My Lords, my noble friend has raised a key point. Not only do we need access to land and skills, we want to ensure this through the productivity grants, which are part of the Agriculture Act and the work we want to undertake in this area. This important part of the Act addresses not only access but also equipment, technology and so forth, whether it is for entrants or indeed established farmers. That is part of our continuing work.
My Lords, I am sure that the Minister will acknowledge that increasing the number of affordable rural homes is vital to enabling new entrants to come into the farming sector. However, the housing Minister revealed to me recently that the Government do not keep data on the number of existing affordable homes that are lost through sale or inflated rents. When are the Government going to address the haemorrhaging of cheap homes for rent in rural areas so that young families can afford to live and play their part in the rural economy?

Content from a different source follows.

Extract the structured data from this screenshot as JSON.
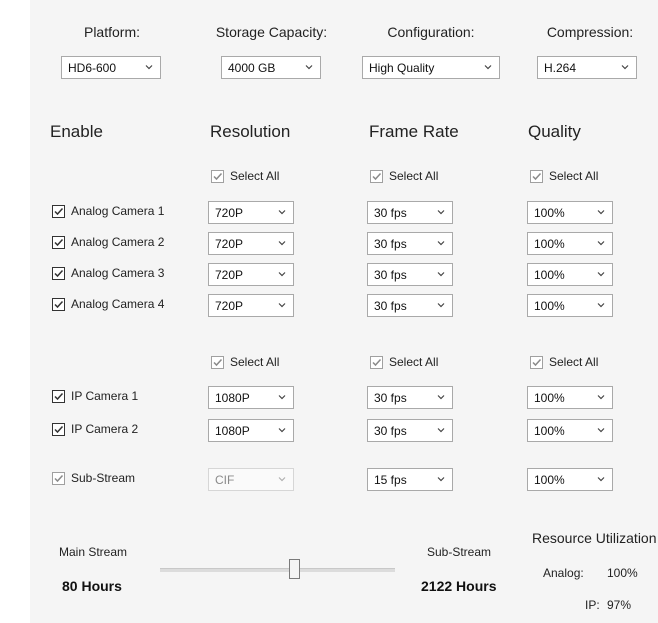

The noble Baroness is absolutely right that affordable rural housing is key to ensuring that we have a vibrant agricultural industry. That is why in 2018 the Government launched the revised National Planning Policy Framework. The rural housing chapter gives strong support to rural exception sites and includes new policies to support the building of homes in isolated locations where that supports, for instance, farm succession. In addition, the Government have amended the permitted development rights to support rural housing and agricultural productivity by enabling up to five new homes to be created from existing agricultural buildings, an increase from a maximum of three.
My Lords, more than 50 years ago, my mum and dad got their first foot in farming through the tenancy of a county council holding. A survey by Who Owns Britain? shows that up to 2017, the acreage of county farms halved. Only yesterday, Staffordshire had eight farms for sale. The Minister has said warm things about county farms, and we welcome that, but unless the Government put up money now, that haemorrhaging of county farms will continue. What are the Government going to do now in order to encourage councils to do what they want them to do?
My Lords, we are working on a co-design with councils, landowners and others so that the new entrant scheme works precisely with county farms and local authorities. That is because, as I have said, we want that to be retained. This work is under way and will be co-designed in 2021, and we hope to roll out the programme in 2022. Not only are there county farms, but a third of the land in this country is tenanted and there are obviously opportunities in the tenant farming sector as well.
My Lords, will the Minister keep in mind the land mobility scheme in Northern Ireland? It has been in operation for three years and facilitates the transfer of land from older retired people to new young entrants. Will he discuss these matters with the Minister responsible for agriculture in Northern Ireland in order to ensure the implementation of best practice?
My Lords, in order to turn opportunities into reality, farming has got to be profitable or the Government must subsidise farmers. Is my noble friend any clearer on what the costs of implementing ELMs properly will be, and if he is, does he know whether the Treasury will fund them in the current economic situation?